OLYMPIA — The National Oceanic and Atmospheric Administration said Thursday the Squaxin Tribe does not have permission to kill seals that interfere with its fishing, an issue raised after an unusual number of harbor seals washed up dead.
The tribe, however, said it does not hunt seals, pointing instead to boat traffic, environmental pollution and accidental entanglements in fishing nets as possible causes for the seal deaths.
According to Cascadia Research, a marine-mammal research group, 17 dead seals have been found in the past two months in southern Puget Sound. Researchers say the animals had been shot or showed signs of head, neck and body trauma, or starvation.
The tribe wasn’t linked to the seal deaths, but the Olympian newspaper on Thursday quoted a tribal natural resources official as saying the tribe had permission from NOAA Fisheries to harass and even kill harbor seals that interfere with its salmon fishery.

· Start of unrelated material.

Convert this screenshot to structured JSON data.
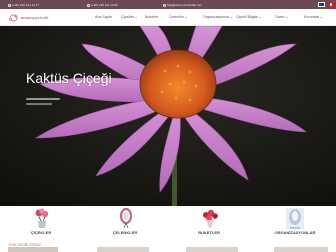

The tribe operates the Squaxin Island tribal gillnet salmon fishery. Several hundred harbor seals, which are known to chew on salmon caught in gillnets, live in nearby waters.
But in a written statement issued late Thursday, the tribe said it “does not engage in a directed hunt of harbor seals,” although it acknowledged the seals can drown when they accidentally become entangled in fishing nets.
“There’s no good reason to blame the tribe for an increase in harbor seal deaths,” Jim Peters, Squaxin Island tribal chairman, wrote. “Growing boat traffic and a sick Puget Sound are the primary reasons for these animals’ deaths.
“We will continue to work closely with the state and federal governments to protect and restore the health of Puget Sound and all of its inhabitants.”
The Marine Mammal Protection Act of 1972 restricts the harassment or killing of marine mammals. However, the federal law allows people to deter marine mammals from damaging private property, including fishing gear and catch, as long as the methods don’t kill or seriously injure the animals.
While the tribe is exempt for accidental deaths, any purposeful harassment or killing of the seals requires a waiver, NOAA spokesman Brian Gorman said.
The tribe’s statement said it had received no reports of any of its tribal fishers shooting a harbor seal, and said it “fully regulates its treaty salmon fisheries in south Puget Sound, including providing a significant enforcement presence on the water.”